Update (September 25): TThe Canadian Food Inspection Agency (CFIA) announced that these clams have also been distributed in Alberta and may have been distributed nationally.
Original article (September 24):
A recall is underway for clams from British Columbia that were sold in B.C. and Ontario, as they may contain toxins that could cause illness, with potentially fatal consequences.
The Canadian Food Inspection Agency (CFIA) announced on September 22 that Evergreen International Foodstuffs is recalling specific Manila clams due to a marine biotoxin that causes paralytic shellfish poisoning (PSP). The CFIA is currently conducting a food safety investigation that may result in the recall of other products.
The affected clams are sold with the following information:
• Harvest Date: Sep 16, 2020
• Processing Date: Sep 17, 2020
• Harvest Location: B.C. 17-20
• Lot# 21057
Although the CFIA lists the clams as sold in 25 pound quantities, they may have also been sold in bulk or smaller packages with or without a label, and may not have the same brand, product name, or code.
These clams were distributed in B.C. and Ontario.
Anyone who has these clams should return them to the place of purchase or dispose of them. Anyone who is uncertain about the source of the clams should check with the place of purchase.
Bivalve shellfish are sensitive to water quality as they feed by filtering microscopic organisms from the water. As a result, harmful bacteria, viruses, and marine biotoxins can accumulate in their tissues and cause illness when eaten.
Paralytic shellfish toxins are natural toxins that can sometimes accumulate in bivalve shellfish, such as oysters, clams, scallops, or mussels. Non-bivalve shellfish, such as whelks, can also accumulate toxins that cause PSP when consumed.
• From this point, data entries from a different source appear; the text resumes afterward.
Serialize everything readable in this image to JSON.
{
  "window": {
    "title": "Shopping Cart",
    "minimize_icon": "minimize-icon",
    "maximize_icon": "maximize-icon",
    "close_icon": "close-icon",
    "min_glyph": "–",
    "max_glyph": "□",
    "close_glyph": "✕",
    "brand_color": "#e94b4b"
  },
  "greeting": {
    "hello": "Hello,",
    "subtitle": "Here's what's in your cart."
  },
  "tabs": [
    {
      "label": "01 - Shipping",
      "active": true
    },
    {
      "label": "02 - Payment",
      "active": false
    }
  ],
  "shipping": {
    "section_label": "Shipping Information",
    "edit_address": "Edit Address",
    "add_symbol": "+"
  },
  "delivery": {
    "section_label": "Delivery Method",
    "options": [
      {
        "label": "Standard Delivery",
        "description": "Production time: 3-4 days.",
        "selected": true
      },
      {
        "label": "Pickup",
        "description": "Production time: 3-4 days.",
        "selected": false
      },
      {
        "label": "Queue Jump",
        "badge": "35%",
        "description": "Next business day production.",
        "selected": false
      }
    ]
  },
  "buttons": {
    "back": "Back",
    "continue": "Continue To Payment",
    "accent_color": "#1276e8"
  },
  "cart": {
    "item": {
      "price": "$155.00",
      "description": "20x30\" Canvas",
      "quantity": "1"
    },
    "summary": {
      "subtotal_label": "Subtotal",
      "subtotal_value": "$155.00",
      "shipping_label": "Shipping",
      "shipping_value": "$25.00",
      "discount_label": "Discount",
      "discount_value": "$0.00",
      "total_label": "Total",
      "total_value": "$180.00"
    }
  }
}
It's important to note that these toxins are not destroyed by cooking.
PSP symptoms include tingling sensations and numbness of the lips, tongue, face, neck, hands, and feet; drowsiness; headaches and dizziness; and difficulty swallowing within a few minutes and up to 10 hours after consumption.
In severe cases, PSP can cause incoherent speech, difficulty walking, muscle paralysis (or stiffness or lack of coordination of limbs), weakness, rapid pulse, respiratory paralysis, and even death (within two to 12 hours after consumption).
Other symptoms can include salivation, temporary blindness, nausea, and vomiting.
Anyone who feels ill after eating bivalve shellfish should immediately seek medical attention.
More information about PSP and marine biotoxins in shellfish is available at the CFIA website.
So far, there haven’t been any reported illnesses associated with the consumption of these clams.